The Russian city that hides a mysterious secret
At first glance, it looks like a rather attractive city to visit, with spectacular parks and lakes and a clean, modern design.
Yet this Russian city that has been kept a secret for decades is far from ordinary.
Code name City 40, Ozersk is located near Mayak in Chelyabinsk Oblast. Its population was last recorded at 82,164 in 2002.
In 1947, the Soviets decided they had to build a secret city where they could develop nuclear weapons at the start of the Cold War.
Nowadays, it is best known for its radiation pollution and has earned the title of “Earth Cemetery” because it is one of the most contaminated places in the world.
The city was for decades surrounded by guards and barbed wire. Oddly, locals weren’t allowed to talk about the city, and even Russian citizens weren’t allowed to enter.
It just didn’t exist on any map until the fall of the Soviet Union.
American professor of radiobiology Scott Miller of Utah was one of a handful of people who regularly visit the region, deep in the Ural Mountains.
“It’s the kind of place where if you went there for an afternoon picnic you’d be dead,” he said.
“It’s so radioactive. Or you would need a bone marrow transplant.
“I’ve been there twice, but it’s the kind of place you go by really fast.”
Ozersk looks picturesque. Photo / WikiCommons
He wrote an article explaining its history and noted that the city’s nuclear waste was disposed of with negligence. And in 1957, the Kyshtym disaster struck, where a storage tank exploded and a radiation cloud contaminated 52,000 square kilometers of land.
It was the third worst nuclear disaster, after Chernobyl and Fukushima.
However, the Soviets denied it for decades and then dumped garbage in nearby Lake Karachay. In 1967, a drought exposed the sediments to winds, spreading toxic dust over the cities.
Professor Kate Brown, author of Plutopia: nuclear families, atomic cities and great Soviet and American plutonium catastrophes, said what happened there was an “idle disaster” that spanned decades and was hushed up by the government.
She also said residents were in fact considered lucky by outsiders, dubbing Ozersk “plutopia”, a seemingly classless community, in which to become a resident “was like winning the golden ticket.”

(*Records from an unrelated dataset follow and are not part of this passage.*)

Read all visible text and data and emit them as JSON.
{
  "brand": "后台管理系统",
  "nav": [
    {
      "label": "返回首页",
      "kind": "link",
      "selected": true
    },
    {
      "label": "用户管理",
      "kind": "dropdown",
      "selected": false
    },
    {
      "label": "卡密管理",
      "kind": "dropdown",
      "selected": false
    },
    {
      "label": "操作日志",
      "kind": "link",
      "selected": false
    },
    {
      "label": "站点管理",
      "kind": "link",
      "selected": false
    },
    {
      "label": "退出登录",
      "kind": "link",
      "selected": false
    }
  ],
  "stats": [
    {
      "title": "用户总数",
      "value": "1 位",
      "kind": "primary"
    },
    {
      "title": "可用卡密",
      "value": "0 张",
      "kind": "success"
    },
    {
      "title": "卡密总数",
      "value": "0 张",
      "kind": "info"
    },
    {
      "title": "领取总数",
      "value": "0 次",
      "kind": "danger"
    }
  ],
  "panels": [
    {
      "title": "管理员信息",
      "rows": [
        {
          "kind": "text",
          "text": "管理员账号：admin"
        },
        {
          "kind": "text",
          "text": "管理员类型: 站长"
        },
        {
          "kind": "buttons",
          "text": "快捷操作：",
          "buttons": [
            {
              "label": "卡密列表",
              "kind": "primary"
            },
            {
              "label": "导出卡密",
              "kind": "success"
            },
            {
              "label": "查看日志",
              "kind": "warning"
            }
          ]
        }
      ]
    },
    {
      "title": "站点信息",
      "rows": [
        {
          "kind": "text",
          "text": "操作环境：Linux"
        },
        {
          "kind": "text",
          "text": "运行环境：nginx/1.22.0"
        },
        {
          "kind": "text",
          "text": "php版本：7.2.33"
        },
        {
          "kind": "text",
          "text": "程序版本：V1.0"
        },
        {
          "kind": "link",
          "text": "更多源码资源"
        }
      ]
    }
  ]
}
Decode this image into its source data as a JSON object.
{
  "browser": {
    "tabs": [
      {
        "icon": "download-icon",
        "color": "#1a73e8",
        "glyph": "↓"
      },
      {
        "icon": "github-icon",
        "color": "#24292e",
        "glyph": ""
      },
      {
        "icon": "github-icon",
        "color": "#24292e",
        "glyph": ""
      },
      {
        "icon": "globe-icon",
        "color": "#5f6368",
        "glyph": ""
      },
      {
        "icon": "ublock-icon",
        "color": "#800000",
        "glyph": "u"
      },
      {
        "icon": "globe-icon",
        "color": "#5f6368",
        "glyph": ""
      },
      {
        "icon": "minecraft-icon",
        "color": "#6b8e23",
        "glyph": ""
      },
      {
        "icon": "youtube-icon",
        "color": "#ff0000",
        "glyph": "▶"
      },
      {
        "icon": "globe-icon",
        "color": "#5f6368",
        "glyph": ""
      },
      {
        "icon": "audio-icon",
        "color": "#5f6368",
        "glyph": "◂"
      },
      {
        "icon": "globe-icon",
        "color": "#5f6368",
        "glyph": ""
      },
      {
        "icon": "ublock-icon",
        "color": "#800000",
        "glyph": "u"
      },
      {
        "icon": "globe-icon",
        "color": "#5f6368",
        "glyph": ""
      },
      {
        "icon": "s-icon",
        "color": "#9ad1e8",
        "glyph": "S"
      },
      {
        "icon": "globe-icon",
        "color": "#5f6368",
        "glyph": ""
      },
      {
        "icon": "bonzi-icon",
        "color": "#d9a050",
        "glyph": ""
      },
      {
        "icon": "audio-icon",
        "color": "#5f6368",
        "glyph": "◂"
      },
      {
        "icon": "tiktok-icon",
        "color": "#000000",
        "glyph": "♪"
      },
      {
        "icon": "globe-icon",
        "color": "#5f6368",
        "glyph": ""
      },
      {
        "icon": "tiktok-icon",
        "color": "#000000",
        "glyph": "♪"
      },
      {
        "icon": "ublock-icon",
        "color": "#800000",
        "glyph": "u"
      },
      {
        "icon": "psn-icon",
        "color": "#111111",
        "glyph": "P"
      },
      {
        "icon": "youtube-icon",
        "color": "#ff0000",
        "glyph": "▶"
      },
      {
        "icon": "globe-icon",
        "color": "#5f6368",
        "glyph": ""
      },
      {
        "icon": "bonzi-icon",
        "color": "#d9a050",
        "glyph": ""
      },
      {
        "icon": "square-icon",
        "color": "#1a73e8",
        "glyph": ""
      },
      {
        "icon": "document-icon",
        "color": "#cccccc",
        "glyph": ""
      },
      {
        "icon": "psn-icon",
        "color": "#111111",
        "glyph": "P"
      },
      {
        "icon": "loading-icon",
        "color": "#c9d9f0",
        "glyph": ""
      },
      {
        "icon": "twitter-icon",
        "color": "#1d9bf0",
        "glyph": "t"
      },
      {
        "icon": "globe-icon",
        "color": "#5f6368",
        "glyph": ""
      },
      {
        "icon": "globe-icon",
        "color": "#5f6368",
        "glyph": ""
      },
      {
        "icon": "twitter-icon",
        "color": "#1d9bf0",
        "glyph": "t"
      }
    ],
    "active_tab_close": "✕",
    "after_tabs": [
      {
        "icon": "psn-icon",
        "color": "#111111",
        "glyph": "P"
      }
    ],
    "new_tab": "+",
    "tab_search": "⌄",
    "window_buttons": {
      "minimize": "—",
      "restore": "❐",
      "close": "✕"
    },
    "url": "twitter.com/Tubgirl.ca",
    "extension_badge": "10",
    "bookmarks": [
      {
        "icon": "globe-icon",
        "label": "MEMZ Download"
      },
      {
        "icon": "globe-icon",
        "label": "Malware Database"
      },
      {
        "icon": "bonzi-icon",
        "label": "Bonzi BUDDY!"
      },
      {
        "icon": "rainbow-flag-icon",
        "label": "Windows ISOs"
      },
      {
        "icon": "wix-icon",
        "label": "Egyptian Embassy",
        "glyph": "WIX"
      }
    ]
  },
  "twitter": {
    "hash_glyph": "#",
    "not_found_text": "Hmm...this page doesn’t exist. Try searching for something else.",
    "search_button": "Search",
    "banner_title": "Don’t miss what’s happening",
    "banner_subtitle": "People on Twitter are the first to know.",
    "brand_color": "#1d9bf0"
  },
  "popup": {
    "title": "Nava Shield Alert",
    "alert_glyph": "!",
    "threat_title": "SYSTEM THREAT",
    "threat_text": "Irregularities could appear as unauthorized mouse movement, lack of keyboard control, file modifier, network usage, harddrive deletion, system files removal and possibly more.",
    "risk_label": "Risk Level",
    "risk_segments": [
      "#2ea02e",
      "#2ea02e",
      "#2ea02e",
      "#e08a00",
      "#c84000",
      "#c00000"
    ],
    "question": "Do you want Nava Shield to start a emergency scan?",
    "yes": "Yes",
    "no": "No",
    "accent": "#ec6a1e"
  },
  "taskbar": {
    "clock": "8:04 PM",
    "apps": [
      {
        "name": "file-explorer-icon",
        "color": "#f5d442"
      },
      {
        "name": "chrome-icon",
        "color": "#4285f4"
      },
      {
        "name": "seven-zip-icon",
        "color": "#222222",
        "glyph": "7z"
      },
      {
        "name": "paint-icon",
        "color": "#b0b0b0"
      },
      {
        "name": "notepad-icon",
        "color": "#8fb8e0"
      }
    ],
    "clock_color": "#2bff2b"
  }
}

âPlutonium towns were wonderful places to live and people loved them,â Professor Brown said in an interview with the Columbian College History News Network.
“They offered wonderful opportunities because not only was the accommodation very cheap and the wages very good, but the schools were good.”
So they sacrificed their freedoms for what seemed like a good deal.
There was also a documentary on Ozersk named City 40 which came out in 2016 and was nominated for an Emmy Award. He explored the lives of residents.
“To keep these people – they weren’t going to escape anyway – but just to make sure they’re happy to be there, [the government] created a paradise for them, âsaid director Samira Goetschel, who had access to the Forbidden City.
âSo they had everything they maybe needed and more compared to the outside world where they had absolutely nothing. And they weren’t placed on any map, they were a state within a state.
âTheir identities were erased. They didn’t exist outside of town. And to me, it was basically like I had stepped into an episode of the Twilight Zone.
It looks like a rather inviting city to visit, with spectacular parks and lakes and a clean, modern design. Yet this Russian city kept secret for decades is far from the ordinary
âThere is a specific and beautiful lake that is so contaminated with plutonium that it is actually called the plutonium lake by the locals themselvesâ¦ The cancer rate is huge and their children are being born with cancer.
“They are dying of cancer.”
Today, Ozersk is a reprocessing site for used radioactive fuel, but radioactive pollution remains a threat to residents.
Residents are now free to leave.
– by Kate Schneider, news.com.au